The Savanna Agricultural Research Institute (SARI) of the Council of Scientific and Industrial Research (CSIR) has released four new varieties of cowpea that have the potential to increase significantly the level of production from 50 to 100 per cent and also the income of cowpea producers.
A statement issued by the Director of Crop Services of the Ministry of Food and Agriculture on Tuesday named the varieties as Bawutawuta, Songotra, Padi-Tuya and Zaayura.
It said the newly developed varieties were tested under sole and addictive series intercropping conditions in on-station trials for three years (2005-2007) and adaptive trials with farmers for another three years (2006-2008).
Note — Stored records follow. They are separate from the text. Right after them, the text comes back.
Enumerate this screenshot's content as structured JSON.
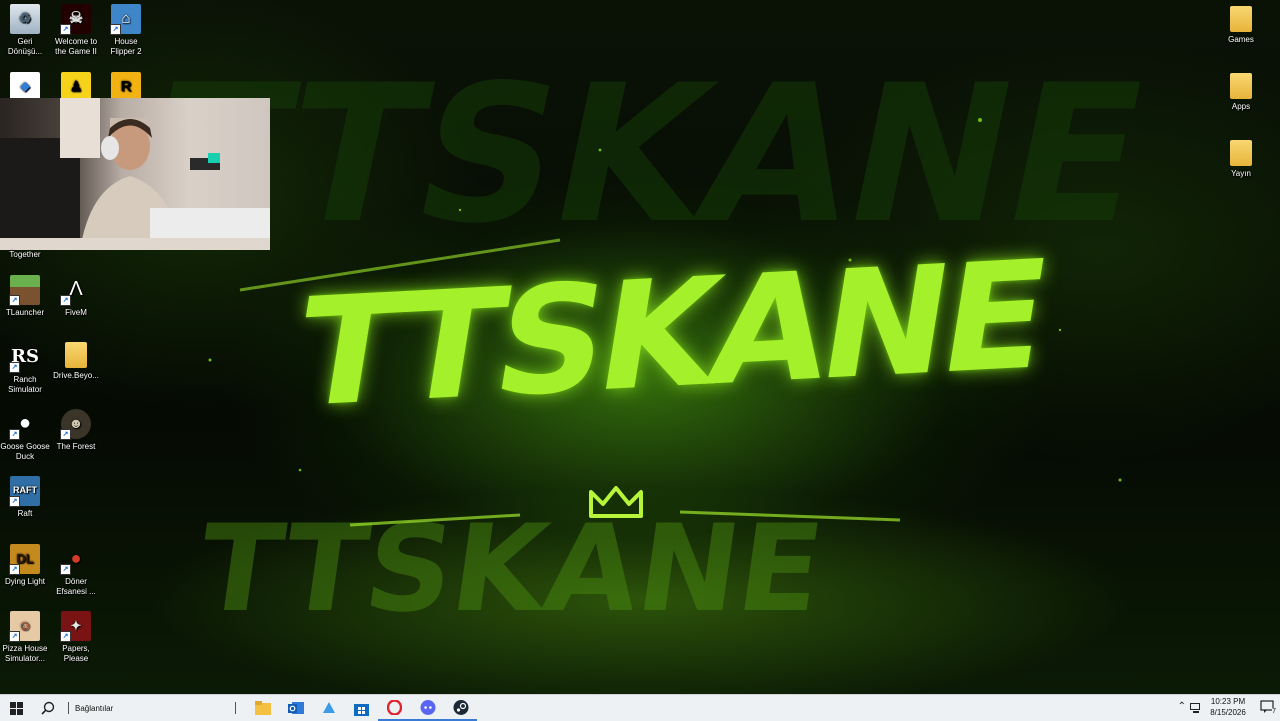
{
  "desktop": {
    "left_icons": [
      {
        "label": "Geri\nDönüşü...",
        "icon": "recycle-bin-icon"
      },
      {
        "label": "Welcome to\nthe Game II",
        "icon": "skull-game-icon"
      },
      {
        "label": "House\nFlipper 2",
        "icon": "house-flipper-icon"
      },
      {
        "label": "",
        "icon": "shortcut-app-icon"
      },
      {
        "label": "",
        "icon": "yellow-app-icon"
      },
      {
        "label": "",
        "icon": "rockstar-icon"
      },
      {
        "label": "Together",
        "icon": "together-game-icon"
      },
      {
        "label": "TLauncher",
        "icon": "minecraft-block-icon"
      },
      {
        "label": "FiveM",
        "icon": "fivem-icon"
      },
      {
        "label": "Ranch\nSimulator",
        "icon": "ranch-simulator-icon"
      },
      {
        "label": "Drive.Beyo...",
        "icon": "folder-icon"
      },
      {
        "label": "Goose Goose\nDuck",
        "icon": "goose-icon"
      },
      {
        "label": "The Forest",
        "icon": "the-forest-icon"
      },
      {
        "label": "Raft",
        "icon": "raft-icon"
      },
      {
        "label": "Dying Light",
        "icon": "dying-light-icon"
      },
      {
        "label": "Döner\nEfsanesi ...",
        "icon": "doner-icon"
      },
      {
        "label": "Pizza House\nSimulator...",
        "icon": "pizza-house-icon"
      },
      {
        "label": "Papers,\nPlease",
        "icon": "papers-please-icon"
      }
    ],
    "right_icons": [
      {
        "label": "Games",
        "icon": "folder-icon"
      },
      {
        "label": "Apps",
        "icon": "folder-icon"
      },
      {
        "label": "Yayın",
        "icon": "folder-icon"
      }
    ]
  },
  "wallpaper": {
    "logo_text": "TTSKANE",
    "accent_color": "#8fe01a"
  },
  "taskbar": {
    "toolbar_label": "Bağlantılar",
    "time": "10:23 PM",
    "date": "8/15/2026",
    "notification_count": "7",
    "apps": [
      "file-explorer-icon",
      "outlook-icon",
      "edge-icon",
      "store-icon",
      "opera-icon",
      "discord-icon",
      "steam-icon"
    ]
  }
}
They were developed to address the constraints of low yield potentials of existing varieties, susceptibility to insect pests and striga gesneriodes infection, poor soil fertility and terminal drought which militate against cowpea production.
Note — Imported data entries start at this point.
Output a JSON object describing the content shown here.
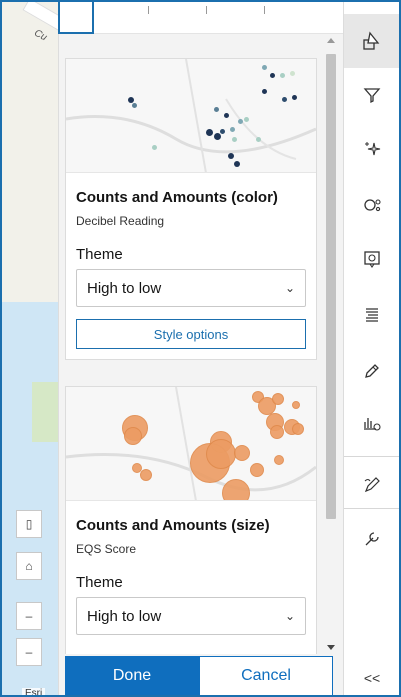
{
  "map": {
    "road_label": "Cu",
    "attribution": "Esri"
  },
  "cards": [
    {
      "title": "Counts and Amounts (color)",
      "subtitle": "Decibel Reading",
      "theme_label": "Theme",
      "theme_value": "High to low",
      "style_button": "Style options"
    },
    {
      "title": "Counts and Amounts (size)",
      "subtitle": "EQS Score",
      "theme_label": "Theme",
      "theme_value": "High to low"
    }
  ],
  "footer": {
    "done_label": "Done",
    "cancel_label": "Cancel"
  },
  "toolbar": {
    "items": [
      {
        "icon": "styles-icon",
        "active": true
      },
      {
        "icon": "filter-icon"
      },
      {
        "icon": "effects-icon"
      },
      {
        "icon": "clustering-icon"
      },
      {
        "icon": "popups-icon"
      },
      {
        "icon": "labels-icon"
      },
      {
        "icon": "edit-icon"
      },
      {
        "icon": "charts-icon"
      },
      {
        "icon": "sketch-icon"
      },
      {
        "icon": "configure-icon"
      }
    ],
    "collapse_label": "<<"
  },
  "colors": {
    "accent": "#0f6ebe",
    "bubble": "#ec9c63",
    "dot_dark": "#1f3556",
    "dot_light": "#a9cfc4"
  }
}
The varieties, the statement said, were adapted to sole cropping conditions, with grain yield variations of 1.6 to 2.5 tons per hectare in the Guinea Savanna zone compared with 0.75 to 1.2 tons per hectare in the Sudan savanna zone.
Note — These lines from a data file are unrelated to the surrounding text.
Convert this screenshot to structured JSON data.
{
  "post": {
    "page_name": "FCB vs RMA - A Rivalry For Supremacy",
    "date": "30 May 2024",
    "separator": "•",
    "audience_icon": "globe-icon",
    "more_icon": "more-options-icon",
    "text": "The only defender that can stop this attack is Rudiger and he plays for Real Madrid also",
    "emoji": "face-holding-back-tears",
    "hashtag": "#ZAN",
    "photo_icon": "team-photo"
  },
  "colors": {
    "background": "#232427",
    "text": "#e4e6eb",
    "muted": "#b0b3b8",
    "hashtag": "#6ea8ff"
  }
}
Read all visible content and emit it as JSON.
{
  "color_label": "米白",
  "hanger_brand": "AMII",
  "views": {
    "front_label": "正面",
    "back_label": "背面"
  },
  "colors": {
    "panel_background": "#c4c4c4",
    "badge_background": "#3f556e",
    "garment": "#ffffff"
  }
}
It said through the formal and informal sensory evaluations, these varieties had been shown to have very good cooking qualities for kosei, watse and tubani preparations.
“These varieties combined high yields and relatively larger grain sizes with high levels of resistance to aphids, bruchids and striga gesnerioides and therefore have the potential of reducing the cost of production and storage.”
Cowpea is one of the most important grain and fodder legume crops in Ghana and over 75 per cent of annual national output is realised in the three northern regions, which lie within the Guinea and Sudan Savanna zones.